As of 2010 married households dropped to 48.4 percent of the population from 51.7 in 2000. So what does this mean for families? Many families include single parents with children. From 1940 to 2010 these numbers increased from 4.3 percent to 9.6 percent. Cohabitation with and without children is also increasing and many of these family types last for many years even without leading to marriage.
Casey E. Copen of the CDC stated in a cohabitation study that “Cohabitation is a common part of family formation in the United States and serves as both a step toward marriage and as an alternative to marriage.” Similarly, Pamela J. Smock, director and research professor at the Population Studies Center at the University of Michigan-Ann Arbor stated that, “cohabiting families are choosing to stay together, they are becoming more committed and they are seeing their families, many with children, as a legitimate family form and are feeling less pressure to marry. It’s the new normal.”
Family doesn’t discriminate on love.
As of 2011 about 605,472 households were occupied by same-sex couples and 168,092 of these same-sex couples were married. Four years later and with the rise of marriage equality in the United States, the amount of families headed by same-sex married couples is increasing. Additionally, 16 percent of these same-sex families had a child, whether biologically, step, or adopted.
Families are more colorful.
Interracial and multi-ethnic families are much more common in America today. For instance 10 percent of opposite-sex married couples are in multi-racial or multi-ethnic relationships, as is another 18 percent of couples in the population who are not married. Similarly, 21 percent of same-sex unmarried partners are in interracial and multi-ethnic relationships. And if you consider the probability that many of these individuals will have children with their partners then you can only imagine the beautiful and colorful families that will be created.
Biology does not matter to family.

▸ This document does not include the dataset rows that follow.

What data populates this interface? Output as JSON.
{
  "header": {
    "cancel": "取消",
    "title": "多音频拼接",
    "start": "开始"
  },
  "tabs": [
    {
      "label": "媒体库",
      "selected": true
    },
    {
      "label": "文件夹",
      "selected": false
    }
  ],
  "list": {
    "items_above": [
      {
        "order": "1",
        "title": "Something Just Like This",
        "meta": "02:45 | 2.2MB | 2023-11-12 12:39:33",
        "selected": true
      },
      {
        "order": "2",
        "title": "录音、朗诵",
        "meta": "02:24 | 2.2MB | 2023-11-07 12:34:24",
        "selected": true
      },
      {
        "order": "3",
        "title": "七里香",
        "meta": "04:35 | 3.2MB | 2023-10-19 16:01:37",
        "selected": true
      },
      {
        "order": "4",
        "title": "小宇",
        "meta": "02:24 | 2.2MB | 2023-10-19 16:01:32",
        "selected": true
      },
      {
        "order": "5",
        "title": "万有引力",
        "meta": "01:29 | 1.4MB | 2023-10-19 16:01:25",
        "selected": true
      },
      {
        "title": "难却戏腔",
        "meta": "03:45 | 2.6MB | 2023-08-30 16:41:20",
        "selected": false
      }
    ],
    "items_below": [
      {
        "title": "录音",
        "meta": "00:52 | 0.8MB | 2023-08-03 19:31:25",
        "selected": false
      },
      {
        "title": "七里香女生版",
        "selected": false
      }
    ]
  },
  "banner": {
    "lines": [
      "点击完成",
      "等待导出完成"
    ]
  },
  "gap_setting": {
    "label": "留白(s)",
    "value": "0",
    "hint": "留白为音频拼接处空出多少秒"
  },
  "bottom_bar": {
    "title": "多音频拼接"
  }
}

The 2010 census revealed that 2.3 percent of children in households were adopted. Alaska sports the highest adoption rate, probably due to the cultural practice of informal adoption in their American Indian communities. Similarly, a higher percentage of African American children are adopted in the U.S. while 25 percent of adoptions in the U.S. are international adoptions and over half of these are from Asian countries. And as of 2007, 40 percent of children adopted were part of a transracial, trans-ethnic, or transcultural adoptions. These statistics make for more culturally mixed families in the U.S.
Some families are blended.
It is difficult to find a clear divorce rate in the United States. The American Psychological Association reports a 40-50 percent divorce rate while the CDC reports that 3.6 marriages per 1,000 end in divorce. Regardless of the actual rate, divorce is a modern-day reality for many families and so is remarriage.
For instance, most spouses in remarried relationships have children whether they live with them or not and half of all households involved in remarriage include children under 18 from a previous marriage. Four percent of children under 18 in the household are stepchildren and even those numbers may be higher with people now defining stepchildren as children who live in a house with a biological parent who is cohabitating with a partner. These blended families make for large and intricate family dynamics. A child may have seven siblings, some step-siblings and some half-siblings, and a stepmother and stepfather due to these modern-day blended families.
The modern-day family has an entirely new portrait from the ones just ten years ago. Families in America could include one or two or all of the above facts about modern families. Many times the family unit evolves over the years to include new members. Today families look different, they might not live together all the time, and in many ways they came together in nontraditional ways. However, they still make a family.
For 2015 I say we change the definition of “family.” Let’s define it as a close-knit unit of individuals joined together without distinction to race/ethnicity, biology, sexual orientation, age, generation, or presence in households, cemented through one common characteristic: love.
Photo Credit: Jennifer Roper